(N.B. It’s advisable but not compulsory to read this blog update alongside Richard Strauss’s ‘Thus Spake Zarathustra’ - https://www.youtube.com/watch?v=SLuW-GBaJ8k Don’t Strauss out if you can’t, though!)
Houston. We have a problem. A procrastination problem. At 12:15 today, hungry and brain-fried from the morning’s writing session, an unnamed PhD student and EdJoWriWe-er gasped in panic. The reason for their distress was that an unmanned Russian Space Station was hurtling towards Earth. Within minutes, the G22 crew were using their combined language skills to trace the downward trajectory of the rogue spaceship. German, Turkish, Danish, Italian, Arabic, French, and Spanish were amongst the languages covered as we each tried to piece together quite what was happening and whether, as was suggested, said space ship would come crashing down on George Square. Soon, the more creative among us were making analogies between this piece of space hardware and our own PhD projects.
And voila! The most dramatic instance of Procrastination this week so far.
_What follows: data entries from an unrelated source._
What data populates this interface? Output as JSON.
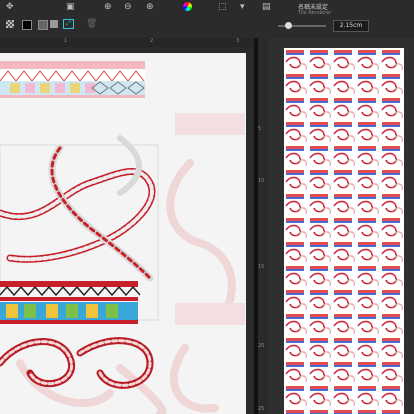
{
  "toolbar": {
    "icons": [
      "pointer-icon",
      "image-icon",
      "zoom-in-icon",
      "zoom-out-icon",
      "zoom-in-icon-2",
      "zoom-out-icon-2",
      "color-wheel-icon",
      "frame-icon"
    ],
    "sub_icons": [
      "checker-icon",
      "swatch-black-icon",
      "swatch-dark-icon",
      "fit-icon",
      "trash-icon"
    ]
  },
  "left_ruler": {
    "ticks": [
      "1",
      "2",
      "3"
    ]
  },
  "right_header": {
    "doc_title": "名稱未設定",
    "doc_subtitle": "Tile Renderer",
    "size_value": "2.15cm"
  },
  "vertical_ruler": {
    "ticks": [
      "5",
      "10",
      "15",
      "20",
      "25"
    ]
  },
  "colors": {
    "accent": "#31c5d6",
    "rope_red": "#c8202a",
    "rope_pink": "#e8a0a4",
    "band_pink": "#f2b7bf"
  }
}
Or, as Lizzy Robinson Self named it: Procrastispacestation.
I’m sure I don’t speak for myself here when I say that doing a PhD is probably the best thing you can do to refine and improve your procrastination skills. Amongst the usual procrastination undertakings (cleaning, making food...) I remember once spending a good few hours reading about the reproductive patterns of the Spanish Lynx and the different languages spoken in Kazakhstan. None of which have ever come to use, apart from in a Pub Quiz question about Kazakhstan.
Anyway, like most of you, I struggle with procrastination. For me, a couple of things have helped: (I hope the crescendo of ‘Thus Spake Zarathustra’ is playing now...)
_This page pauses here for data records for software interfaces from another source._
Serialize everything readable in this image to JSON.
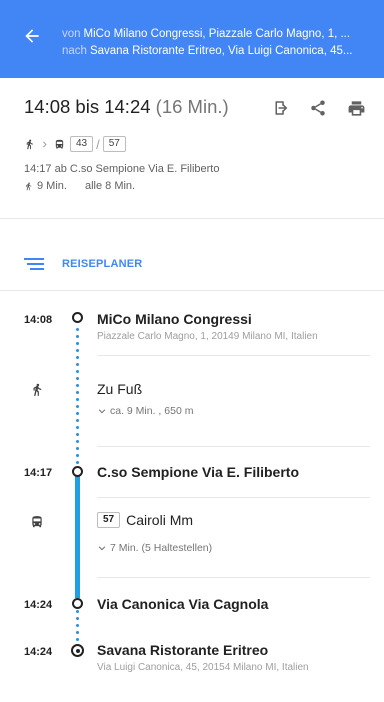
{
  "header": {
    "from_prefix": "von",
    "from_value": "MiCo Milano Congressi, Piazzale Carlo Magno, 1, ...",
    "to_prefix": "nach",
    "to_value": "Savana Ristorante Eritreo, Via Luigi Canonica, 45..."
  },
  "summary": {
    "time_range": "14:08 bis 14:24",
    "duration": "(16 Min.)",
    "route_lines": [
      "43",
      "57"
    ],
    "departure": "14:17 ab C.so Sempione Via E. Filiberto",
    "walk_time": "9 Min.",
    "frequency": "alle 8 Min."
  },
  "planner": {
    "label": "REISEPLANER"
  },
  "timeline": {
    "stop1": {
      "time": "14:08",
      "name": "MiCo Milano Congressi",
      "address": "Piazzale Carlo Magno, 1, 20149 Milano MI, Italien"
    },
    "walk": {
      "label": "Zu Fuß",
      "detail": "ca. 9 Min. , 650 m"
    },
    "stop2": {
      "time": "14:17",
      "name": "C.so Sempione Via E. Filiberto"
    },
    "bus": {
      "line": "57",
      "destination": "Cairoli Mm",
      "detail": "7 Min. (5 Haltestellen)"
    },
    "stop3": {
      "time": "14:24",
      "name": "Via Canonica Via Cagnola"
    },
    "stop4": {
      "time": "14:24",
      "name": "Savana Ristorante Eritreo",
      "address": "Via Luigi Canonica, 45, 20154 Milano MI, Italien"
    }
  },
  "colors": {
    "header_bg": "#4285f4",
    "accent": "#4285f4",
    "transit_line": "#1fa0e5"
  },
  "icons": [
    "arrow-back-icon",
    "exit-icon",
    "share-icon",
    "print-icon",
    "walk-icon",
    "bus-icon",
    "menu-lines-icon",
    "chevron-down-icon"
  ]
}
1) Downloading Leech Block onto Google Chrome – an application that blocks you from websites that distract you (for most of us social media, I’m sure) for a specified amount of time.
2) When attention is wavering, listening to a mix of ‘rain sounds’ on Noisli.com. (If I have my headphones on in the 50 George Square office, I’m generally listening to this!)
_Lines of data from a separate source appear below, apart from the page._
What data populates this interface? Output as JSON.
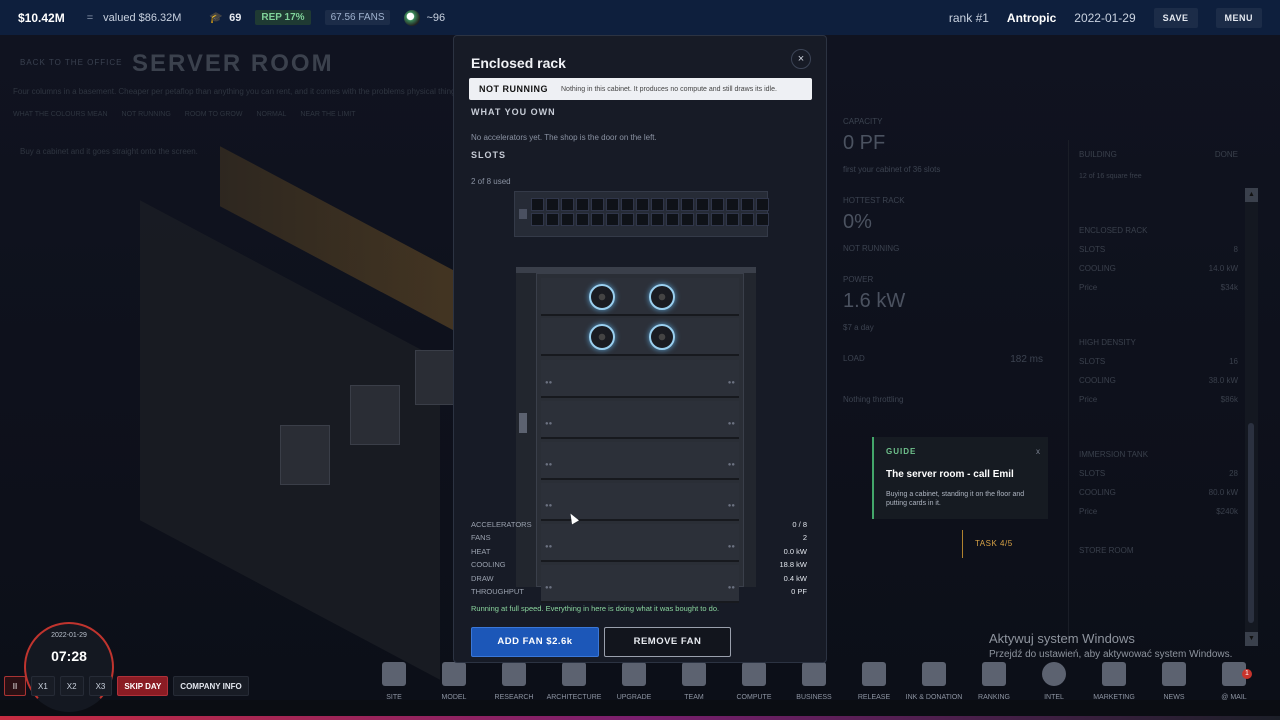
{
  "topbar": {
    "money": "$10.42M",
    "eq": "=",
    "valued": "valued $86.32M",
    "grads": "69",
    "rep": "REP 17%",
    "fans": "67.56 FANS",
    "avatar_count": "~96",
    "rank": "rank #1",
    "company": "Antropic",
    "date": "2022-01-29",
    "save": "SAVE",
    "menu": "MENU"
  },
  "background": {
    "back": "BACK TO THE OFFICE",
    "title": "SERVER ROOM",
    "desc": "Four columns in a basement. Cheaper per petaflop than anything you can rent, and it comes with the problems physical things have.",
    "legend_label": "WHAT THE COLOURS MEAN",
    "legend": [
      "NOT RUNNING",
      "ROOM TO GROW",
      "NORMAL",
      "NEAR THE LIMIT"
    ],
    "hint": "Buy a cabinet and it goes straight onto the screen."
  },
  "stats": {
    "capacity_label": "CAPACITY",
    "capacity": "0 PF",
    "capacity_sub": "first your cabinet of 36 slots",
    "hottest_label": "HOTTEST RACK",
    "hottest": "0%",
    "hottest_sub": "NOT RUNNING",
    "power_label": "POWER",
    "power": "1.6 kW",
    "power_sub": "$7 a day",
    "load_label": "LOAD",
    "load_value": "182 ms",
    "throttle": "Nothing throttling"
  },
  "shop": {
    "header": "BUILDING",
    "done": "DONE",
    "sub": "12 of 16 square free",
    "items": [
      {
        "name": "ENCLOSED RACK",
        "slots": "8",
        "cooling": "14.0 kW",
        "price": "$34k"
      },
      {
        "name": "HIGH DENSITY",
        "slots": "16",
        "cooling": "38.0 kW",
        "price": "$86k"
      },
      {
        "name": "IMMERSION TANK",
        "slots": "28",
        "cooling": "80.0 kW",
        "price": "$240k"
      }
    ],
    "slots_label": "SLOTS",
    "cooling_label": "COOLING",
    "price_label": "Price",
    "storage": "STORE ROOM"
  },
  "guide": {
    "label": "GUIDE",
    "close": "x",
    "title": "The server room - call Emil",
    "desc": "Buying a cabinet, standing it on the floor and putting cards in it."
  },
  "task": "TASK 4/5",
  "watermark": {
    "line1": "Aktywuj system Windows",
    "line2": "Przejdź do ustawień, aby aktywować system Windows."
  },
  "clock": {
    "date": "2022-01-29",
    "time": "07:28"
  },
  "speed": {
    "pause": "II",
    "x1": "X1",
    "x2": "X2",
    "x3": "X3",
    "skip": "SKIP DAY",
    "info": "COMPANY INFO"
  },
  "dock": [
    {
      "label": "SITE",
      "icon": "site-icon"
    },
    {
      "label": "MODEL",
      "icon": "model-icon"
    },
    {
      "label": "RESEARCH",
      "icon": "research-icon"
    },
    {
      "label": "ARCHITECTURE",
      "icon": "architecture-icon"
    },
    {
      "label": "UPGRADE",
      "icon": "upgrade-icon"
    },
    {
      "label": "TEAM",
      "icon": "team-icon"
    },
    {
      "label": "COMPUTE",
      "icon": "compute-icon"
    },
    {
      "label": "BUSINESS",
      "icon": "business-icon"
    },
    {
      "label": "RELEASE",
      "icon": "release-icon"
    },
    {
      "label": "INK & DONATION",
      "icon": "donation-icon"
    },
    {
      "label": "RANKING",
      "icon": "ranking-icon"
    },
    {
      "label": "INTEL",
      "icon": "intel-icon"
    },
    {
      "label": "MARKETING",
      "icon": "marketing-icon"
    },
    {
      "label": "NEWS",
      "icon": "news-icon"
    },
    {
      "label": "@ MAIL",
      "icon": "mail-icon",
      "badge": "1"
    }
  ],
  "modal": {
    "title": "Enclosed rack",
    "close": "×",
    "status": "NOT RUNNING",
    "status_desc": "Nothing in this cabinet. It produces no compute and still draws its idle.",
    "own_header": "WHAT YOU OWN",
    "own_text": "No accelerators yet. The shop is the door on the left.",
    "slots_header": "SLOTS",
    "slots_used": "2 of 8 used",
    "stats": [
      {
        "label": "ACCELERATORS",
        "value": "0 / 8"
      },
      {
        "label": "FANS",
        "value": "2"
      },
      {
        "label": "HEAT",
        "value": "0.0 kW"
      },
      {
        "label": "COOLING",
        "value": "18.8 kW"
      },
      {
        "label": "DRAW",
        "value": "0.4 kW"
      },
      {
        "label": "THROUGHPUT",
        "value": "0 PF"
      }
    ],
    "running": "Running at full speed. Everything in here is doing what it was bought to do.",
    "add_fan": "ADD FAN $2.6k",
    "remove_fan": "REMOVE FAN"
  }
}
For the inhabitants of G22, this procrastination was mostly a way of giving tired grey matter a small reprieve before Urban Angel’s legendary sandwiches would sustain an afternoon of writing. A shout-out goes to Urban Angel here for making some truly stonking sarnies, and the EdJoWriWe team for providing us with them.
So, here I provide a countdown of the top sandwiches (may I suggest a change of music for this: https://www.youtube.com/watch?v=bY85ET2gXGQ)
Homemade Hummus with Sunblushed Tomato, Rocket and Balsamic Reduction – A good, solid sandwich. A minor complaint is that I find hummus in a sandwich can sometimes make the bread a bit soggy, this was no exception. 7/10.
Beef, dill and pickle – Enjoyable. The dill was refreshing and livened up this classic. Pablo’s favourite. 8/10.
Free-range ham with mull cheddar + honey wholegrain mustard– A strong contender. The ham is clearly not of the wafer thin variety and has a rich, salty flavour. This is well accompanied by a generous slab of cheddar and a nice, peppery heat emanating from the mustard. 8.5/10
Portobello Mushroom with salsa verde – Now, I’m a big fan of the mushroom (quite a funghi, if you like), but there was an aftertaste with this sandwich that prevented it from quite reaching the dizzying heights of other contenders. Still, an immensely enjoyable lunchtime treat. 8.5/10
Goat's Cheese with Urban Angel Homemade Chili Jam, Roasted Peppers and Spinach – Now we reach the real humdinger of a sarnie. This goat’s cheese sandwich is little short of a revelation. The interfusion of salty goat’s cheese (always an idiosyncratic flavour) with the zesty punch of the chilli jam make this a sandwich like no other. The roasted peppers add to the colourful mix. The mixture of these vivacious tastes was particularly pronounced when the bread crust was a little burnt. Truly a treat for the taste buds. 10/10.
Now, I’m not sure what the point behind this blog post is. But I guess what I’m trying to say is that alongside the useful training exercises, EdJoWriWe is also just a lot of fun. Despite all our procrastination earlier in the day, the EdJoWriWe organising crew have really managed to create an atmosphere where even when work is not being done properly, we are still able to exchange experiences about writing or research problems in a friendly setting and over an exceptional sandwich. Indeed, very rarely are we invited to really reflect on the mechanics of our writing in the semester. For that opportunity, I’m grateful for this week. Even if I may move to the neglected silent room upstairs tomorrow…